→ What the task asks: Go through the records and copy each line where the word "icon" occurs.

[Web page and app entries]

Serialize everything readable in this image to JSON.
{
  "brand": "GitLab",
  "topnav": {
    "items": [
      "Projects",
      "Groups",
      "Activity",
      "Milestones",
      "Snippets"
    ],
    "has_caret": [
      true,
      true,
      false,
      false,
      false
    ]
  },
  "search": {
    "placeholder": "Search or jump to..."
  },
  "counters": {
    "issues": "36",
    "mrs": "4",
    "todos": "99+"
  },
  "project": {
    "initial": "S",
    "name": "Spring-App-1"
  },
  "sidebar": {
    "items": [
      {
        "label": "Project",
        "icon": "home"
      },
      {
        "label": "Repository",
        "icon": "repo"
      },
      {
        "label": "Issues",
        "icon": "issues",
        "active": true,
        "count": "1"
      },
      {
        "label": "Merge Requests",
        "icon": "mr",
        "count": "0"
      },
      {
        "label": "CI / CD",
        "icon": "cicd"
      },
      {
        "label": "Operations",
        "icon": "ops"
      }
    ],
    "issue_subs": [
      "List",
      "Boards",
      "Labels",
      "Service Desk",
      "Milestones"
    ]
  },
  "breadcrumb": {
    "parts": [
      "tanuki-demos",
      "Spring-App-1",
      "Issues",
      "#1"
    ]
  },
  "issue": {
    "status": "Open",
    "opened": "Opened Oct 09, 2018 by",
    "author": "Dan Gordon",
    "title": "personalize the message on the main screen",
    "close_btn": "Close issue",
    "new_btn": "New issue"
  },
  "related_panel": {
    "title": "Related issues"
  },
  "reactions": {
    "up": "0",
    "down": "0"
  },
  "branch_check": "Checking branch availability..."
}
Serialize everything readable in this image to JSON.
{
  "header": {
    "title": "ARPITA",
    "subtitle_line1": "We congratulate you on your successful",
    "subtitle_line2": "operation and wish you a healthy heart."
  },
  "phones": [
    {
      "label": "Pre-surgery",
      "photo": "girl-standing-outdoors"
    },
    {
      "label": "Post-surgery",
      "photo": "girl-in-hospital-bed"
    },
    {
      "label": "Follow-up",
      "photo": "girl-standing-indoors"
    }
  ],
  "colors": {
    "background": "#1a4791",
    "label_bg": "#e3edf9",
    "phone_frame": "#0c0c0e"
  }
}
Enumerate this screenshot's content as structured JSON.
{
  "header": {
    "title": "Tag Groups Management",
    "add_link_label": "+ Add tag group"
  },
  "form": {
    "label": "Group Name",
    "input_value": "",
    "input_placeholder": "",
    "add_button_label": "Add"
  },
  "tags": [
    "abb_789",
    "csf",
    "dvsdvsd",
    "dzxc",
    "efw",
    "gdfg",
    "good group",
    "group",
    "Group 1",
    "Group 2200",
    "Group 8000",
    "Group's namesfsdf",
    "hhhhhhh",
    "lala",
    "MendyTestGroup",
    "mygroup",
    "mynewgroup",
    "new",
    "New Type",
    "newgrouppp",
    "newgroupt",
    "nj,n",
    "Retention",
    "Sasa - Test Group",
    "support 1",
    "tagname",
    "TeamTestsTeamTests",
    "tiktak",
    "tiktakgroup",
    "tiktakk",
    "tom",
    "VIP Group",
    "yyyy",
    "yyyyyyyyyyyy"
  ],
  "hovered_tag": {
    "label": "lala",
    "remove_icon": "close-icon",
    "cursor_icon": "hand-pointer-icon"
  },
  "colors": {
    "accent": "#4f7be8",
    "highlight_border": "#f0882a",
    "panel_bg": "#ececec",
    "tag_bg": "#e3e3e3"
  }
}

→ Completed exercise:
        "icon": "home"
        "icon": "repo"
        "icon": "issues",
        "icon": "mr",
        "icon": "cicd"
        "icon": "ops"
    "remove_icon": "close-icon",
    "cursor_icon": "hand-pointer-icon"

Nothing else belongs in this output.